There were a few good female leaders mentioned in Civilization V: Theodora of the Byzantine Empire and Boudica of the Celts. Of course, I don’t know enough about history to know much about them.

There have been some strong female leaders in history (Elizabeth I, for example), but most  have not generally been "great captains" in the sense of battlefield commanders. Theodora, a formidable woman by any measure, was Emperor Justinian's wife, and Justinian himself retained Belisarius as his battlefield commander. 

Perhaps Joan of Arc.



I think that if Joan is the main one you feel you have enough information to provide canon stats for (which is understandable and perfectly reasonable), that it would be better to leave the women out entirely.

I can use the examples you provide as a baseline for comparison, and there won’t be any Amelia Earhart* issues with my players.

And sorry: I didn’t mean to start a discussion down this path, and I’m bailing out now ;-).

Man, Boudicca would make a wicked bladedancer…

Welp. There’s my new campaign idea.

(I second Genghis, Boudicca)

Yeah... There were competent female battlefield commanders from time to time, but none have become as famous as, e.g., Hannibal, Julius Caesar, or Genghis. Joan of Arc is quite famous, but mostly for her religious zealotry and sad death. I doubt many people could even say what war she fought in or name a battle she won! The only others that immediately come to mind are: Boudica, Margaret of Anjou, and Zenobia of Palmyra. 

I personally am fascinated by the confrontation of Aurelian and Zenobia, but neither of them is well known outside of narrow circles. Boudica might actually be the best choice as I think she's someone who I could say an ACKS player rolling up.

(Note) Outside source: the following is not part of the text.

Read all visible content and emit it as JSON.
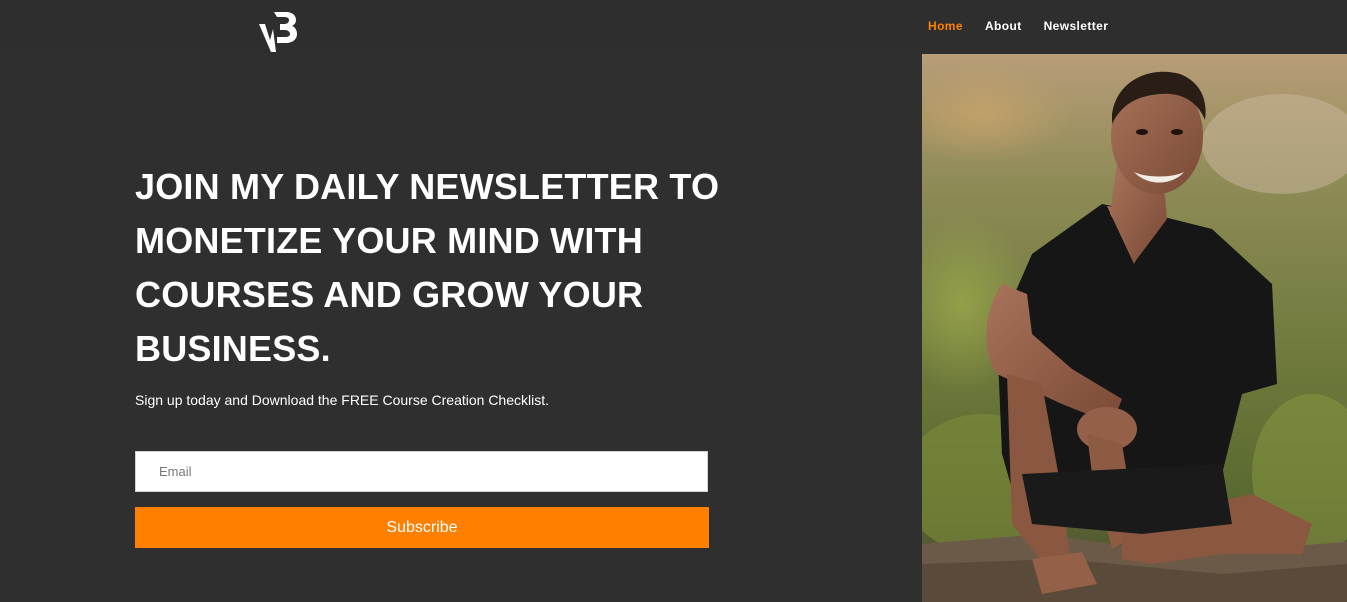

It seems as though the odds are stacked against women in history. We’re looking specifically at warrior-captains, for which many of these eras would be actively discouraging female participation, and even those women who could gain a little infamy would have had to contend with male history writers. Unfortunately I’m not enough of a history buff to list off any possible candidates.

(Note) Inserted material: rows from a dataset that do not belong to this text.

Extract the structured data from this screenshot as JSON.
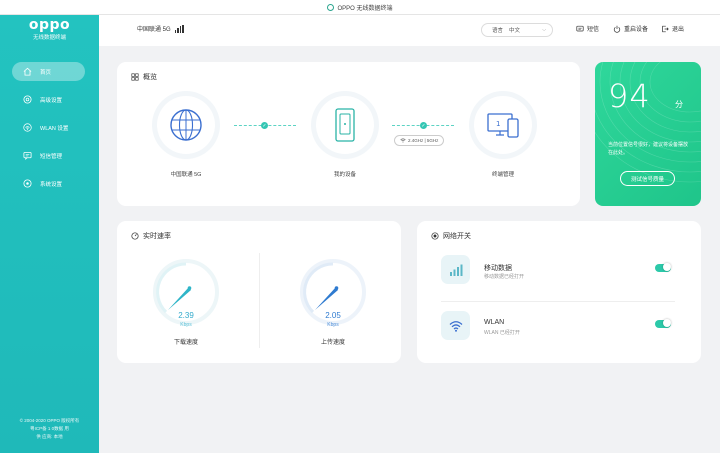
{
  "titlebar": {
    "title": "OPPO 无线数据终端"
  },
  "sidebar": {
    "brand": "oppo",
    "brand_sub": "无线数据终端",
    "items": [
      {
        "label": "首页",
        "icon": "home-icon",
        "active": true
      },
      {
        "label": "高级设置",
        "icon": "advanced-settings-icon",
        "active": false
      },
      {
        "label": "WLAN 设置",
        "icon": "wifi-icon",
        "active": false
      },
      {
        "label": "短信管理",
        "icon": "sms-icon",
        "active": false
      },
      {
        "label": "系统设置",
        "icon": "system-settings-icon",
        "active": false
      }
    ],
    "copyright": [
      "© 2004-2020 OPPO 版权所有",
      "粤ICP备 1 0数据 用",
      "供 应商: 本地"
    ]
  },
  "header": {
    "carrier": "中国联通 5G",
    "language_label": "语言",
    "language_value": "中文",
    "sms": "短信",
    "reboot": "重启设备",
    "logout": "退出"
  },
  "overview": {
    "title": "概览",
    "internet_label": "中国联通 5G",
    "device_label": "我的设备",
    "terminal_label": "终端管理",
    "band": "2.4GHz | 5GHz"
  },
  "score": {
    "value": "94",
    "unit": "分",
    "message": "当前位置信号很好，建议将设备摆放在此处。",
    "button": "测试信号质量"
  },
  "speed": {
    "title": "实时速率",
    "download_value": "2.39",
    "download_unit": "Kbps",
    "download_label": "下载速度",
    "upload_value": "2.05",
    "upload_unit": "Kbps",
    "upload_label": "上传速度"
  },
  "network": {
    "title": "网络开关",
    "mobile_name": "移动数据",
    "mobile_sub": "移动数据已经打开",
    "wlan_name": "WLAN",
    "wlan_sub": "WLAN 已经打开"
  },
  "colors": {
    "accent": "#23c3c0",
    "score_bg": "#2fd79b",
    "gauge": "#33aacc"
  }
}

wikipedia seems to offer a few examples that haven’t been named yet: Nusaybah, Artemisia, Rani Lakshmibai all sound neat.